Problem to work on - How many lines of the entries hold the string "heading"? Reply with the number alone.

Records from a collection
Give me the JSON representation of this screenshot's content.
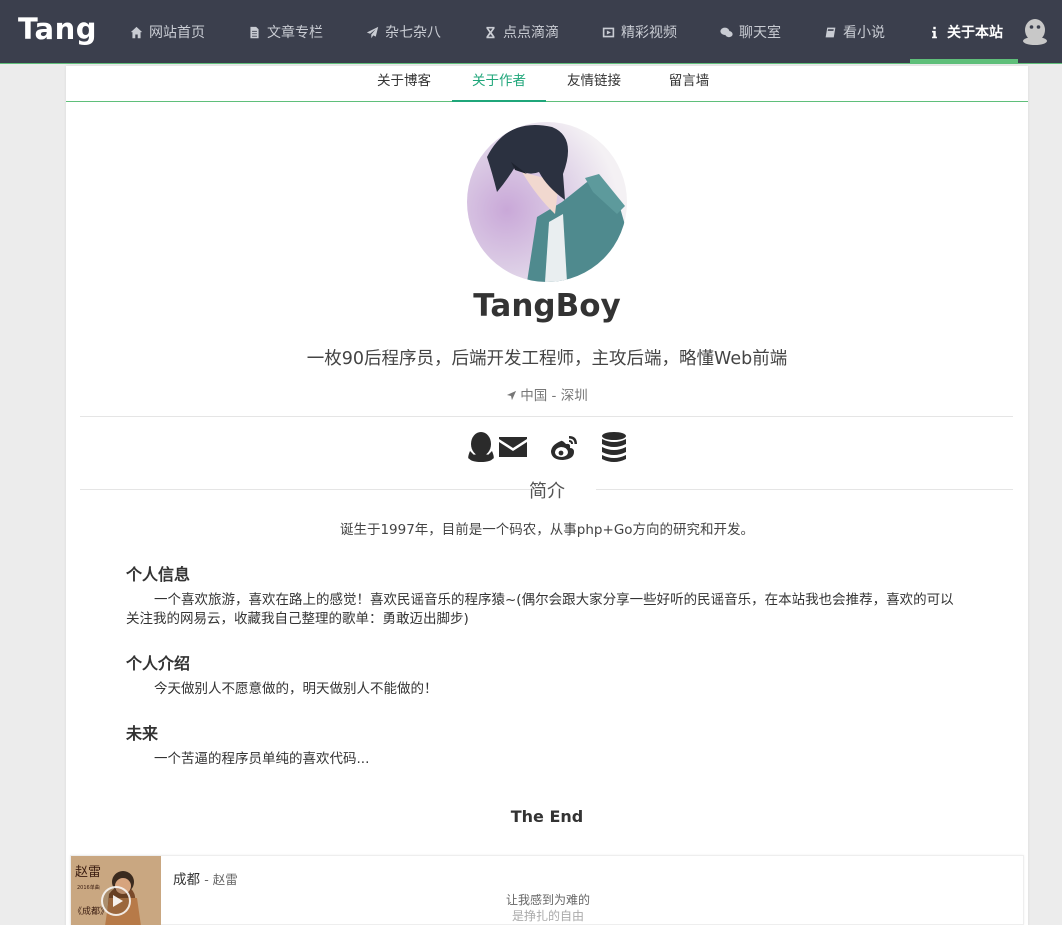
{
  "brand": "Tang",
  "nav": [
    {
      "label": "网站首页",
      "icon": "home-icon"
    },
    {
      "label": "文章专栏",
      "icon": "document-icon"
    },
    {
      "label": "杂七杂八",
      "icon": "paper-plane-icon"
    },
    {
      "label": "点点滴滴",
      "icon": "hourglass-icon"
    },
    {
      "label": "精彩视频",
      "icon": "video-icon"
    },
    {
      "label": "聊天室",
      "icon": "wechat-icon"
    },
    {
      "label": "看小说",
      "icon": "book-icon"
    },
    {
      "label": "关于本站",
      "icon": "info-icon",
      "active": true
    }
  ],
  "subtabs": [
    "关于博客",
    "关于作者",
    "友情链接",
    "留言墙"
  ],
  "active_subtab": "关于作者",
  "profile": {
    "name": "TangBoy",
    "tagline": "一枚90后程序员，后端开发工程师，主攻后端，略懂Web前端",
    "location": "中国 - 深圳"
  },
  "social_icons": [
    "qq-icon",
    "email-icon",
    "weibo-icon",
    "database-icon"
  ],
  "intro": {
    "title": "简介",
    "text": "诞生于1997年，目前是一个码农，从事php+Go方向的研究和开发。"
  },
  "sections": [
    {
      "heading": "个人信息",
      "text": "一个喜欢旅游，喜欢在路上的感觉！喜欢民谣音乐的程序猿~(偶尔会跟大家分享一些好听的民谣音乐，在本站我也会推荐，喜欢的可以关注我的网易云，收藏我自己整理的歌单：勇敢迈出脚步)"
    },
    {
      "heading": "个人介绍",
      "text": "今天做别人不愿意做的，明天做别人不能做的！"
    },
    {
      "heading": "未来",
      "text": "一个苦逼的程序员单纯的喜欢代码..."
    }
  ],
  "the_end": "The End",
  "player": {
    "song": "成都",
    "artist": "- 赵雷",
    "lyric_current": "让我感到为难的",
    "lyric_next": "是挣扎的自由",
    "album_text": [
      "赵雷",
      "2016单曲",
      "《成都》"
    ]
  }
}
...
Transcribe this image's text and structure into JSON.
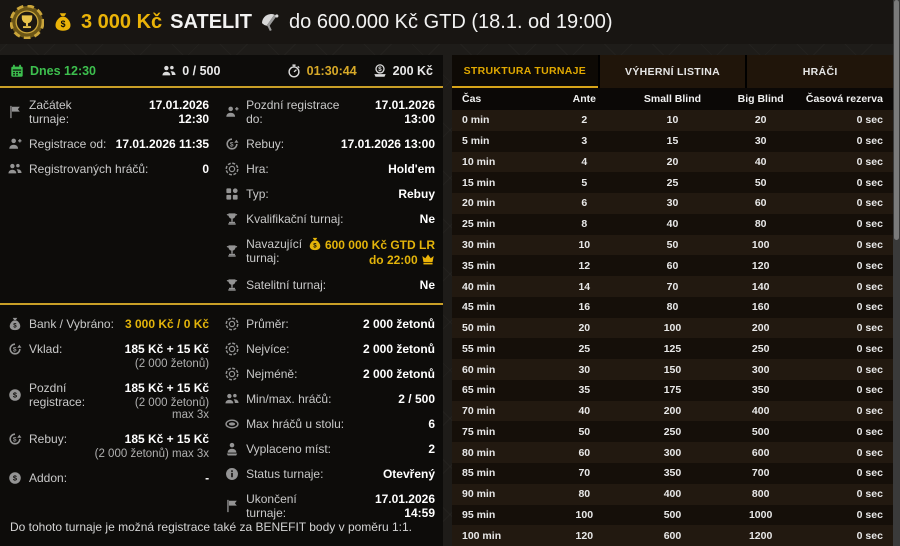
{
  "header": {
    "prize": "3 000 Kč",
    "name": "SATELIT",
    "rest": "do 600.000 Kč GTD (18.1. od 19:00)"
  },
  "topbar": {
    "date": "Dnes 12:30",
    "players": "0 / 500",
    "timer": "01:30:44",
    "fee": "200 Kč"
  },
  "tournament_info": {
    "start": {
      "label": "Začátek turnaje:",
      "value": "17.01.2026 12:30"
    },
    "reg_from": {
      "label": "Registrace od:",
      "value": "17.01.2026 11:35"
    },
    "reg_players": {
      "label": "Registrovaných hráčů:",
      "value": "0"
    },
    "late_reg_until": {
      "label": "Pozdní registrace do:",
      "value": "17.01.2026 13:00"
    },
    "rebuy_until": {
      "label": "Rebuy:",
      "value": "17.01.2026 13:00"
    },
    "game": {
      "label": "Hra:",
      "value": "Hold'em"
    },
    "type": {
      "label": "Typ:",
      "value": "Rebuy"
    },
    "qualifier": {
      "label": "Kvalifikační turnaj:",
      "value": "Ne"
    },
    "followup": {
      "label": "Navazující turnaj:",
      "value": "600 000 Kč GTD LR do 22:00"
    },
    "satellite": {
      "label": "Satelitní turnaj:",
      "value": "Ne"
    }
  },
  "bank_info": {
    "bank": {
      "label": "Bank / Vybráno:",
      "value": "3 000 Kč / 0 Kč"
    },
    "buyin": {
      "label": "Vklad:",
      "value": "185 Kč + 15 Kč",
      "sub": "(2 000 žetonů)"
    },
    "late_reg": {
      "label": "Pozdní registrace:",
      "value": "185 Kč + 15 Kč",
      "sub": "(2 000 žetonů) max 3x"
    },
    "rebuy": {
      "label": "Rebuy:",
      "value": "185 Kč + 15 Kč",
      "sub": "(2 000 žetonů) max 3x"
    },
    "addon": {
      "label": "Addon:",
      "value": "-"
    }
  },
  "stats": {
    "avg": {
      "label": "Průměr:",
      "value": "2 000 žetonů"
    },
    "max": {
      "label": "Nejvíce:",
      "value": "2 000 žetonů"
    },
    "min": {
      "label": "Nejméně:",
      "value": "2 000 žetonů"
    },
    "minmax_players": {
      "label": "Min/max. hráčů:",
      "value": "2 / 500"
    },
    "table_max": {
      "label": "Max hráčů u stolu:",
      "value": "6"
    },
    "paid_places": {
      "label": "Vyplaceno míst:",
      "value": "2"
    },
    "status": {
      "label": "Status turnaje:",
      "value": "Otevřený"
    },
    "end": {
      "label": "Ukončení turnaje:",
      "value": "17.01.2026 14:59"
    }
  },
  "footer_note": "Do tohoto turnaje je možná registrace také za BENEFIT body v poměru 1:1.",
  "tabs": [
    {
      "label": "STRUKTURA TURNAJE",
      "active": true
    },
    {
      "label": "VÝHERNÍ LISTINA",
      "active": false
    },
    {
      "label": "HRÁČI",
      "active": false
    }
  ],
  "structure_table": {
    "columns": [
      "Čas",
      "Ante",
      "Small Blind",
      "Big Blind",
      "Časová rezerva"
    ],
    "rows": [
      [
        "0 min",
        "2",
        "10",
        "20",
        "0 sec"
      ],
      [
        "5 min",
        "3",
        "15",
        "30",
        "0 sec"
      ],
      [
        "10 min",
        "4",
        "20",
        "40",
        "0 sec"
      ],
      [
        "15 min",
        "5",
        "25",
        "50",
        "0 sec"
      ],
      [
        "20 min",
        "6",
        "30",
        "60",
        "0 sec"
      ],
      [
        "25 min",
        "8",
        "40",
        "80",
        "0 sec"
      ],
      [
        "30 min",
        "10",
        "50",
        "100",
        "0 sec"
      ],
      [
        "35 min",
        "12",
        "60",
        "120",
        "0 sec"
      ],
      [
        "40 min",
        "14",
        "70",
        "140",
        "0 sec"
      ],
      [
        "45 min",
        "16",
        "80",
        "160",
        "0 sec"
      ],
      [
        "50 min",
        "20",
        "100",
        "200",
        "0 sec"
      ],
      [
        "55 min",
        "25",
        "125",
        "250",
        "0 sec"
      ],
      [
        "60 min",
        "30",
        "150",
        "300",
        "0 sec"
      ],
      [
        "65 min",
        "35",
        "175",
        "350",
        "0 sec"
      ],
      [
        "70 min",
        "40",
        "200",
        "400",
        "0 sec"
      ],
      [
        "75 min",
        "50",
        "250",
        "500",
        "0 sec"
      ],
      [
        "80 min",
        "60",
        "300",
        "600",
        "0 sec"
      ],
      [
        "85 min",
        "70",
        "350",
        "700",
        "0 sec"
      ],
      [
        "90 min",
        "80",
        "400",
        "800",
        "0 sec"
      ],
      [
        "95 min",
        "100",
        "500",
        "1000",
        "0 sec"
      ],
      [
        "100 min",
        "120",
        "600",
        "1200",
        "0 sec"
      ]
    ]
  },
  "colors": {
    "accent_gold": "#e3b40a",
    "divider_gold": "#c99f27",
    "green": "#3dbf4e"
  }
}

Result of the exercise - 3